TASK DETAILS: Search the records for "title" and copy each line that holds it.

INFORMATION:
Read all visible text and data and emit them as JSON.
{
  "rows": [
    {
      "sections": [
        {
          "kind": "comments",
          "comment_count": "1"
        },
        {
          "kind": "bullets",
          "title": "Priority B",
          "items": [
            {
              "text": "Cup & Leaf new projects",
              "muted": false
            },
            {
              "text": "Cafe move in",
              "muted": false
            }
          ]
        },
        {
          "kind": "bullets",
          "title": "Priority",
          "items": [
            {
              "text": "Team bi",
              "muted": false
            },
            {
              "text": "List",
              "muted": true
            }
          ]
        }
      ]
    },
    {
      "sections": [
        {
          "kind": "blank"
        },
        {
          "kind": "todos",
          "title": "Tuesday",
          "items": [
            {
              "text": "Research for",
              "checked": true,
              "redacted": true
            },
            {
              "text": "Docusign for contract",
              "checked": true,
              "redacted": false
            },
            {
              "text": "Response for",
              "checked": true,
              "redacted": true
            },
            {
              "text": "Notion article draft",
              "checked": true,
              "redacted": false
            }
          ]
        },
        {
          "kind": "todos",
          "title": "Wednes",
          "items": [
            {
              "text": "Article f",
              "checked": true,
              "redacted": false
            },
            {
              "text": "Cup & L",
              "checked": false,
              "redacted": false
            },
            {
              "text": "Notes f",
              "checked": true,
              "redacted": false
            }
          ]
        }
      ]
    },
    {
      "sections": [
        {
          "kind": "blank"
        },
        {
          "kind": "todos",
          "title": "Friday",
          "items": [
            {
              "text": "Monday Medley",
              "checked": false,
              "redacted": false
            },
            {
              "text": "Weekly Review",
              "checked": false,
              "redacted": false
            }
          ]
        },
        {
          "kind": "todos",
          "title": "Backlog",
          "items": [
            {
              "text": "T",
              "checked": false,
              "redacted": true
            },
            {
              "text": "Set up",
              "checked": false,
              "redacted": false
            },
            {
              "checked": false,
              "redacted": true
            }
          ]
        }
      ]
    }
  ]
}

WRITTEN RESPONSE:
          "title": "Priority B",
          "title": "Priority",
          "title": "Tuesday",
          "title": "Wednes",
          "title": "Friday",
          "title": "Backlog",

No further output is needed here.